MVC is the current buzz in web application architectures. It comes from event-driven desktop application design and doesn't fit into web application design very well. But luckily nobody really knows what MVC means, so we can call our presentation layer separation mechanism MVC and move on. (Rasmus Lerdorf)
It is possible for a file to contain a valid image AND contain php code. The image content prior to the <?php tag is simply content that php would output, then the php code would be parsed and executed. There are some conditions that must be true for this exploit to be possible, such as allowing an upload file name to be completely specified from the upload form, so that such an image/php code file could be placed on the server with a file name that could be browsed to and be parsed as php code.
The various image functions (getimagesize and imagecreatefromjpeg...) will find and happily return the image portion of such an image/php code file.

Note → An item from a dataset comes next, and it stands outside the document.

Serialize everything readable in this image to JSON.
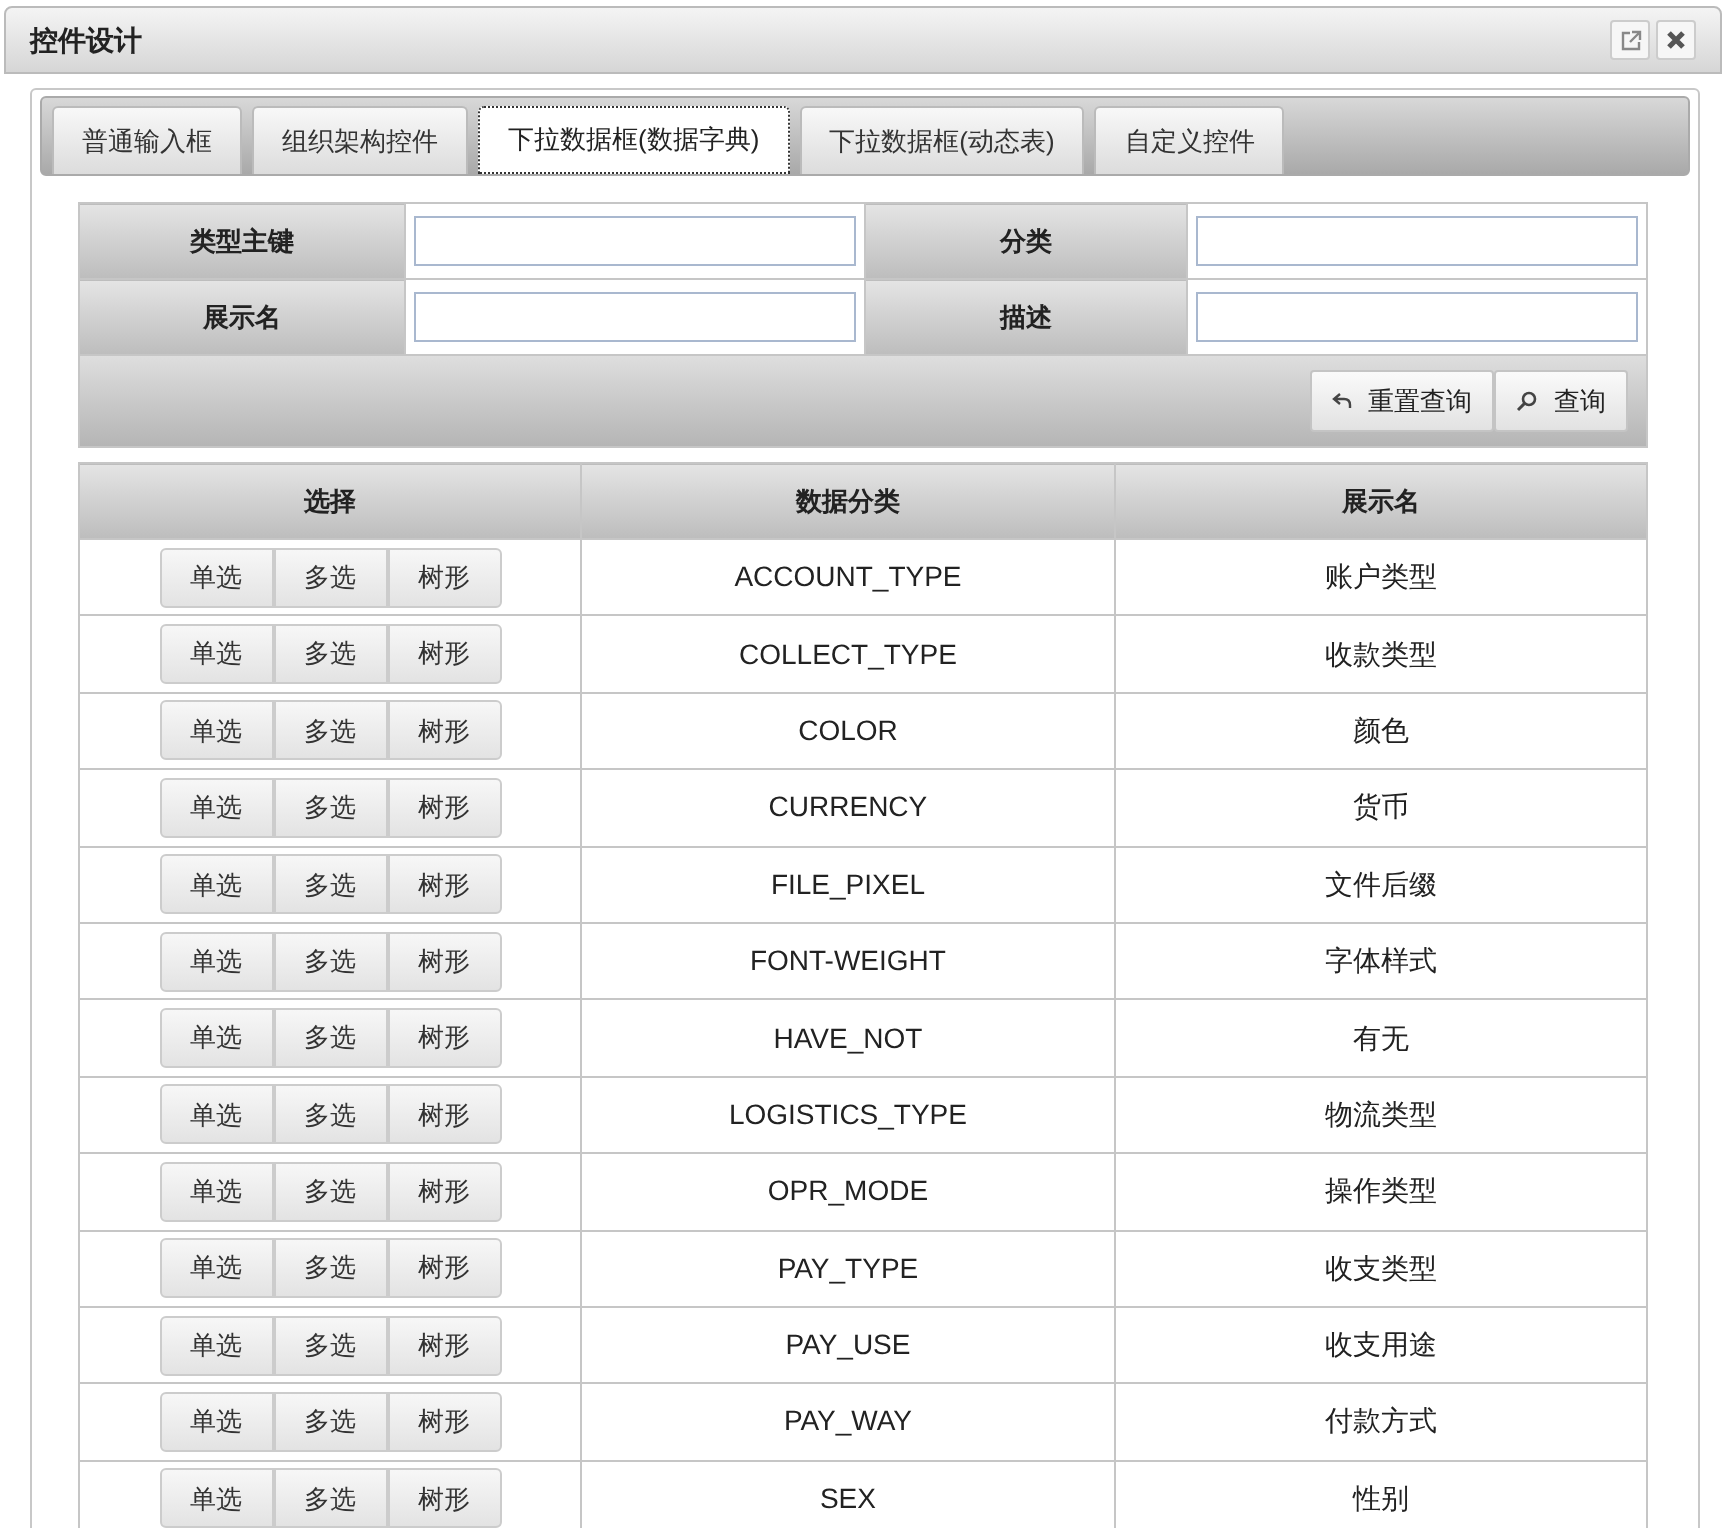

Since an image would not normally contain data that looks like php code, this type of exploit could be discovered by scanning the file for php only keywords that would be used by malicious code, such as <? exec shell echo print print_r...
If you are learning PHP, developing PHP code, or debugging PHP code, do yourself a favor and check your web server log for errors and/or turn on full PHP error reporting in php.ini or in a .htaccess file to get PHP to help you.
Wow, thanks guys, I've learned a bit in the past few minutes.
I still have one question, now that i know that the image can be more than just binary or hex, how exactly do i extract the file into a readable format?
Or am i just asking a pointless question on this one.
Thus i would only have to use some thing like this:
if($_FILE['imagefile']['name']=='<?php' || $_FILE['imagefile']['name']== '<?')
// Either parse with imagecreatefromjpeg or throw out and ask for another file.
I need to find a book about all this stuff. God, thats gonna be one big book!